Speak, Lord, Your Servant Is Listening

‘You are my friends if you do what I command.’ —John 15:14

Domenico Ghirlandaio, “Calling of the First Apostles,” 1481
Domenico Ghirlandaio, “Calling of the First Apostles,” 1481 (photo: Public Domain)

Every year, people write during Christmas about the song, “Mary Did You Know?” But the real question is for the rest of us. Do we know that Christ is present fully in the Eucharist? Do we know that every time we go to Mass, we are in the presence of all of heaven, most especially the Holy Trinity? Do we live as though we come into intimate contact with our Lord and Savior every time we receive Communion?

Lent is upon us. We have entered into an interior journey, to bring ourselves away from the world and closer to the God who made all we have or will ever enjoy, and the question between now and then is: How is my life different because I know Christ? How is my life affected by God’s desire for my friendship? How much do I want to be a disciple, a follower, a friend of Jesus?

Jesus tells us in Scripture, “You are my friends if you do what I command” (John 15:14). He says this right after saying, “Greater love has no one than this, that he lay down his life for his friends.” We know Christ is speaking of himself and the suffering and death he will undertake for the redemption of the world. However, it is also a call to each of us, if we would be his friend, to “lay down our lives” for Christ.

So we look for little ways to deny ourselves. It’s part of the process, to help us ask and listen to the invitation to lay down our lives and surrender our bodies (and our time and our liberty to act as we want) in favor of acting as God wills. What does God will? Our good, but what is it that would bring about our good? How do we know that whatever we’re doing — whether it’s shoveling snow, making dinner, reading, working or playing — we’re doing what God wills?

We must examine the fruits of our lives. Are we bringing about healing and hope? Are we advocates for the good, true and beautiful? Are we laborers for the poor, the needy, the innocent, the sick, the rejected, the hated and the persecuted? Are we living out lives that pour out mercy, corporeal and spiritual, on others?
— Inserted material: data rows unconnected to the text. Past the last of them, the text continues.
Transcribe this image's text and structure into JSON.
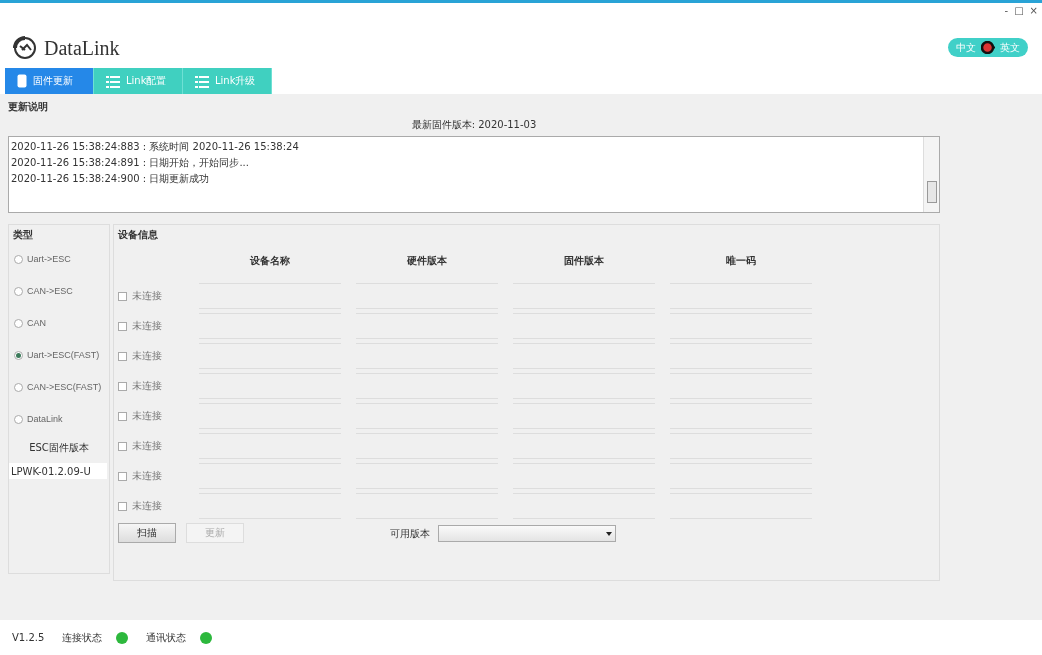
{
  "window": {
    "controls": [
      "-",
      "□",
      "×"
    ]
  },
  "app": {
    "name": "DataLink"
  },
  "language_toggle": {
    "left": "中文",
    "right": "英文"
  },
  "tabs": [
    {
      "label": "固件更新",
      "selected": true
    },
    {
      "label": "Link配置",
      "selected": false
    },
    {
      "label": "Link升级",
      "selected": false
    }
  ],
  "section_title": "更新说明",
  "latest_version": "最新固件版本: 2020-11-03",
  "log": [
    "2020-11-26 15:38:24:883 : 系统时间 2020-11-26 15:38:24",
    "2020-11-26 15:38:24:891 : 日期开始，开始同步...",
    "2020-11-26 15:38:24:900 : 日期更新成功"
  ],
  "type_group": {
    "title": "类型",
    "options": [
      {
        "label": "Uart->ESC",
        "selected": false
      },
      {
        "label": "CAN->ESC",
        "selected": false
      },
      {
        "label": "CAN",
        "selected": false
      },
      {
        "label": "Uart->ESC(FAST)",
        "selected": true
      },
      {
        "label": "CAN->ESC(FAST)",
        "selected": false
      },
      {
        "label": "DataLink",
        "selected": false
      }
    ]
  },
  "esc_version": {
    "label": "ESC固件版本",
    "value": "LPWK-01.2.09-U"
  },
  "device_group": {
    "title": "设备信息",
    "columns": [
      "设备名称",
      "硬件版本",
      "固件版本",
      "唯一码"
    ],
    "rows": [
      {
        "label": "未连接",
        "checked": false
      },
      {
        "label": "未连接",
        "checked": false
      },
      {
        "label": "未连接",
        "checked": false
      },
      {
        "label": "未连接",
        "checked": false
      },
      {
        "label": "未连接",
        "checked": false
      },
      {
        "label": "未连接",
        "checked": false
      },
      {
        "label": "未连接",
        "checked": false
      },
      {
        "label": "未连接",
        "checked": false
      }
    ]
  },
  "buttons": [
    {
      "label": "扫描",
      "disabled": false
    },
    {
      "label": "更新",
      "disabled": true
    }
  ],
  "available_version": {
    "label": "可用版本"
  },
  "status_bar": {
    "version": "V1.2.5",
    "indicators": [
      {
        "label": "连接状态",
        "color": "#2db83d"
      },
      {
        "label": "通讯状态",
        "color": "#2db83d"
      }
    ]
  }
}
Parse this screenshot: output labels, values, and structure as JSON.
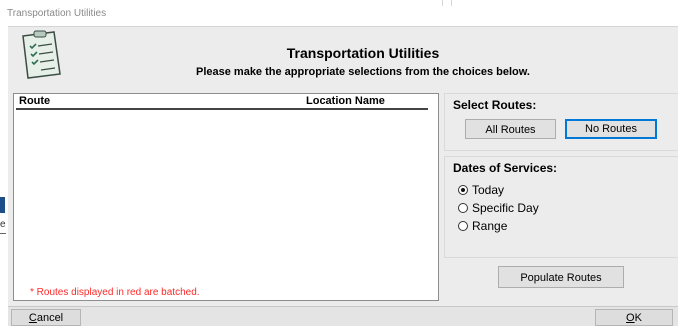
{
  "window": {
    "title": "Transportation Utilities"
  },
  "header": {
    "title": "Transportation Utilities",
    "subtitle": "Please make the appropriate selections from the choices below.",
    "logo_icon": "clipboard-checklist-icon"
  },
  "route_list": {
    "columns": [
      "Route",
      "Location Name"
    ],
    "rows": [],
    "note": "* Routes displayed in red are batched.",
    "note_color": "#ff2a2a"
  },
  "select_routes": {
    "legend": "Select Routes:",
    "all_label": "All Routes",
    "none_label": "No Routes"
  },
  "dates_of_service": {
    "legend": "Dates of Services:",
    "options": [
      "Today",
      "Specific Day",
      "Range"
    ],
    "selected": "Today"
  },
  "buttons": {
    "populate": "Populate Routes",
    "cancel_first": "C",
    "cancel_rest": "ancel",
    "ok_first": "O",
    "ok_rest": "K"
  },
  "background": {
    "edge_text": "e"
  },
  "colors": {
    "accent_border": "#0078d7",
    "panel_bg": "#ececec"
  }
}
The question of being a disciple is not a matter of checking off a list each day, like a promise to work out or live on a budget, but a willed decision with every encounter, that involves sublimating oneself. To be a follower and friend of Christ is to perpetually participate in the work of redeeming the world through one’s service, prayers and relationships. Laying down one’s life is an ongoing act of the heart, like the vocation of marriage, like the sacrificial nature of parenting, like the total gift of self that is Holy Orders, like the ongoing struggle of every single person of faith to live each day in hope.

So we are always about to enter into the desert, to wander in our lives, sustained by our Lord by manna and miracles we do not always observe. God is calling us, and never ceases in all the days of our lives, hoping that today, we will say, “Speak Lord, your servant is listening,” and move closer to him, and away from that which makes us sleepy or unable to recognize his voice.